Common stock issued under employee stock plans

   922      1      4,909       —         —         —        —        4,910   

Stock-based compensation

   —        —        434       —         (434 )     —        —        —     

Restricted stock issued under deferred compensation plan, net of forfeited shares

   —        —        5,415       —         (5,415 )     —        —        —     

Amortization of stock-based compensation

   —        —        —         —         800       —        —        800   

Tax benefit on disqualifying stock dispositions

   —        —        2,082       —         —         —        —        2,082   

Net income

   —        —        —         —         —         —        100,015      100,015    $ 100,015
                                                               

Balance, December 31, 2003

   20,041      20      61,585       (1,250 )     (5,623 )     —        157,491      212,223    $ 100,015
                           

Common stock issued under employee stock plans

   753      1      5,887       —         —         —        —        5,888   

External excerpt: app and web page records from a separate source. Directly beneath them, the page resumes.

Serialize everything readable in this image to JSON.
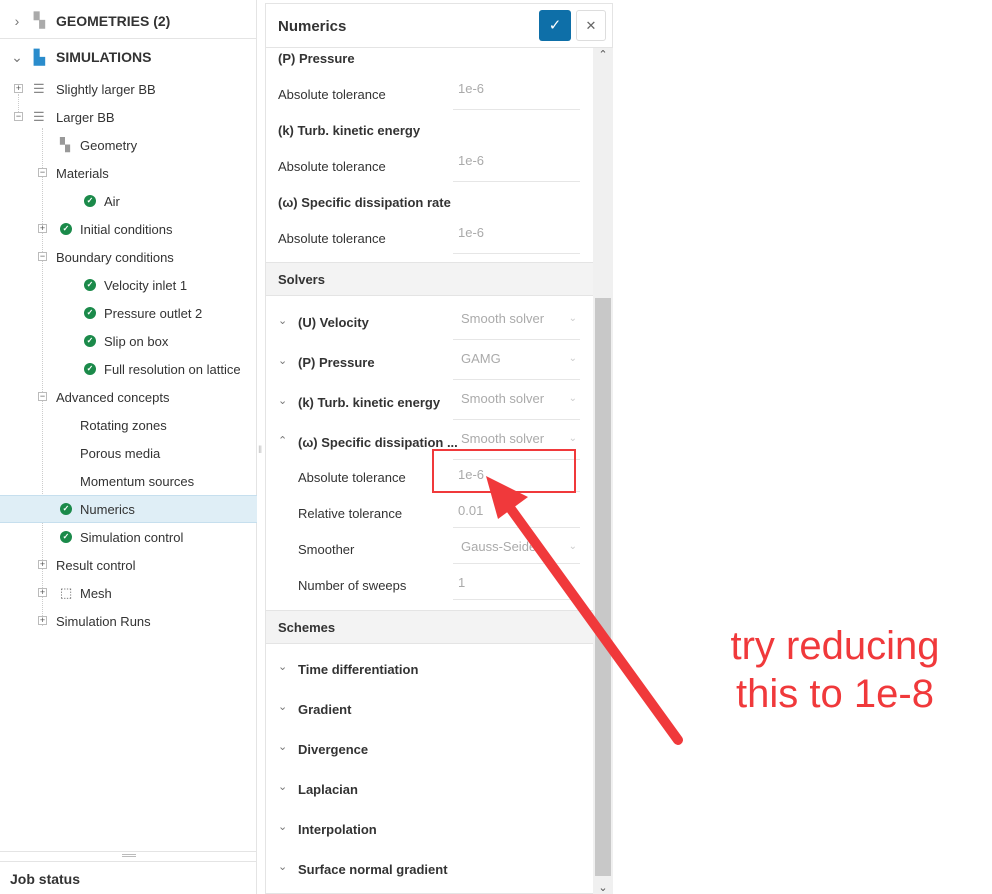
{
  "tree": {
    "geometries": "GEOMETRIES (2)",
    "simulations": "SIMULATIONS",
    "items": [
      "Slightly larger BB",
      "Larger BB",
      "Geometry",
      "Materials",
      "Air",
      "Initial conditions",
      "Boundary conditions",
      "Velocity inlet 1",
      "Pressure outlet 2",
      "Slip on box",
      "Full resolution on lattice",
      "Advanced concepts",
      "Rotating zones",
      "Porous media",
      "Momentum sources",
      "Numerics",
      "Simulation control",
      "Result control",
      "Mesh",
      "Simulation Runs"
    ],
    "job_status": "Job status"
  },
  "panel": {
    "title": "Numerics",
    "tolerances": [
      {
        "heading": "(P) Pressure",
        "label": "Absolute tolerance",
        "value": "1e-6"
      },
      {
        "heading": "(k) Turb. kinetic energy",
        "label": "Absolute tolerance",
        "value": "1e-6"
      },
      {
        "heading": "(ω) Specific dissipation rate",
        "label": "Absolute tolerance",
        "value": "1e-6"
      }
    ],
    "solvers_title": "Solvers",
    "solvers": [
      {
        "name": "(U) Velocity",
        "value": "Smooth solver"
      },
      {
        "name": "(P) Pressure",
        "value": "GAMG"
      },
      {
        "name": "(k) Turb. kinetic energy",
        "value": "Smooth solver"
      },
      {
        "name": "(ω) Specific dissipation ...",
        "value": "Smooth solver"
      }
    ],
    "solver_fields": [
      {
        "label": "Absolute tolerance",
        "value": "1e-6"
      },
      {
        "label": "Relative tolerance",
        "value": "0.01"
      },
      {
        "label": "Smoother",
        "value": "Gauss-Seidel"
      },
      {
        "label": "Number of sweeps",
        "value": "1"
      }
    ],
    "schemes_title": "Schemes",
    "schemes": [
      "Time differentiation",
      "Gradient",
      "Divergence",
      "Laplacian",
      "Interpolation",
      "Surface normal gradient"
    ]
  },
  "annotation": {
    "line1": "try reducing",
    "line2": "this to 1e-8",
    "color": "#f0393b"
  }
}
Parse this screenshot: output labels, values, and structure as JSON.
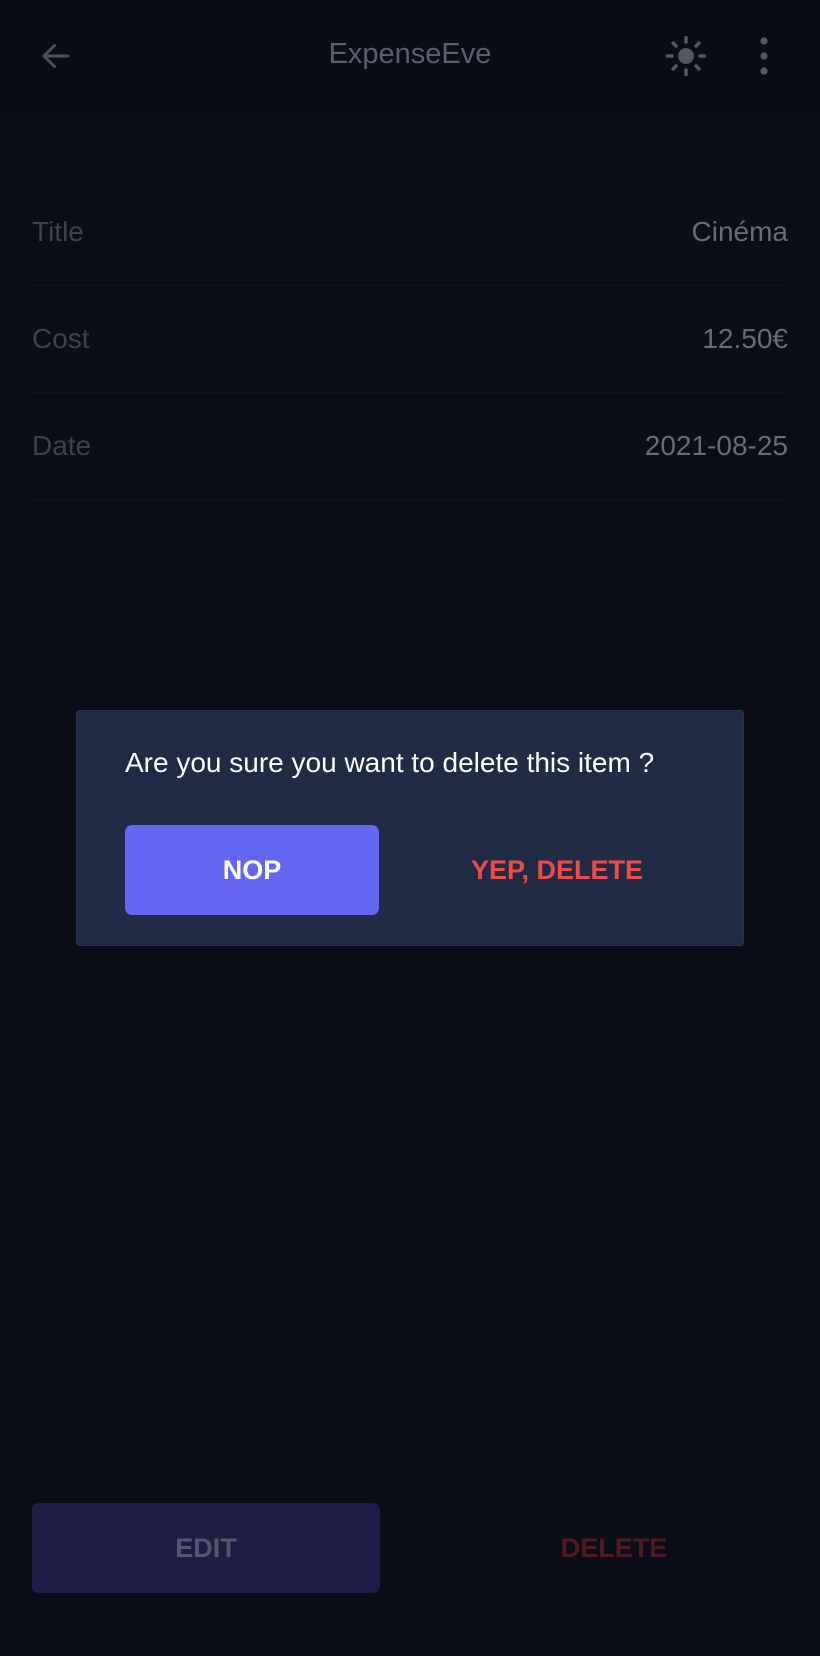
{
  "app_bar": {
    "title": "ExpenseEve",
    "back_icon": "arrow-left-icon",
    "theme_icon": "sun-icon",
    "menu_icon": "more-vertical-icon"
  },
  "details": [
    {
      "label": "Title",
      "value": "Cinéma"
    },
    {
      "label": "Cost",
      "value": "12.50€"
    },
    {
      "label": "Date",
      "value": "2021-08-25"
    }
  ],
  "dialog": {
    "message": "Are you sure you want to delete this item ?",
    "cancel_label": "NOP",
    "confirm_label": "YEP, DELETE"
  },
  "actions": {
    "edit_label": "EDIT",
    "delete_label": "DELETE"
  },
  "colors": {
    "background": "#0b0e19",
    "dialog_bg": "#222b45",
    "primary": "#6366f0",
    "danger": "#ef4a4a"
  }
}
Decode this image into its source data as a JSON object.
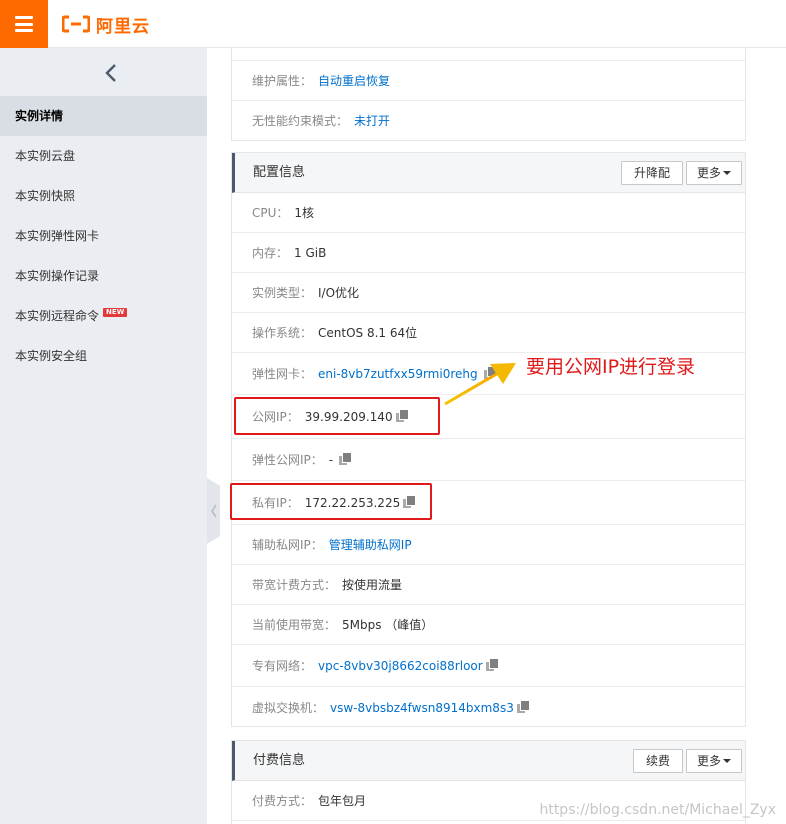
{
  "header": {
    "logo_text": "阿里云",
    "brand_color": "#ff6a00"
  },
  "sidebar": {
    "items": [
      {
        "label": "实例详情",
        "active": true
      },
      {
        "label": "本实例云盘"
      },
      {
        "label": "本实例快照"
      },
      {
        "label": "本实例弹性网卡"
      },
      {
        "label": "本实例操作记录"
      },
      {
        "label": "本实例远程命令",
        "badge": "NEW"
      },
      {
        "label": "本实例安全组"
      }
    ]
  },
  "top_panel": {
    "rows": [
      {
        "label": "维护属性：",
        "value": "自动重启恢复"
      },
      {
        "label": "无性能约束模式：",
        "value": "未打开"
      }
    ]
  },
  "config_panel": {
    "title": "配置信息",
    "upgrade_button": "升降配",
    "more_button": "更多",
    "rows": [
      {
        "label": "CPU：",
        "value": "1核"
      },
      {
        "label": "内存：",
        "value": "1 GiB"
      },
      {
        "label": "实例类型：",
        "value": "I/O优化"
      },
      {
        "label": "操作系统：",
        "value": "CentOS 8.1 64位"
      },
      {
        "label": "弹性网卡：",
        "value": "eni-8vb7zutfxx59rmi0rehg"
      },
      {
        "label": "公网IP：",
        "value": "39.99.209.140"
      },
      {
        "label": "弹性公网IP：",
        "value": "-"
      },
      {
        "label": "私有IP：",
        "value": "172.22.253.225"
      },
      {
        "label": "辅助私网IP：",
        "value": "管理辅助私网IP"
      },
      {
        "label": "带宽计费方式：",
        "value": "按使用流量"
      },
      {
        "label": "当前使用带宽：",
        "value": "5Mbps （峰值）"
      },
      {
        "label": "专有网络：",
        "value": "vpc-8vbv30j8662coi88rloor"
      },
      {
        "label": "虚拟交换机：",
        "value": "vsw-8vbsbz4fwsn8914bxm8s3"
      }
    ]
  },
  "billing_panel": {
    "title": "付费信息",
    "renew_button": "续费",
    "more_button": "更多",
    "rows": [
      {
        "label": "付费方式：",
        "value": "包年包月"
      }
    ]
  },
  "annotation": {
    "text": "要用公网IP进行登录",
    "color": "#e0191a"
  },
  "watermark": "https://blog.csdn.net/Michael_Zyx"
}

Stock-based compensation

   —        —        152       —         (152 )     —        —        —     

Restricted stock issued under deferred compensation plan, net of forfeited shares

   —        —        9,612       —         (9,612 )     —        —        —     

Amortization of stock-based compensation

   —        —        —         —         3,329       —        —        3,329   

Tax benefit on disqualifying stock dispositions

   —        —        7,045       —         —         —        —        7,045   

Payment received on note

   —        —        —         1,250       —         —        —        1,250   

Unrealized gain on derivatives, net of taxes of $1,325

   —        —        —         —         —         2,024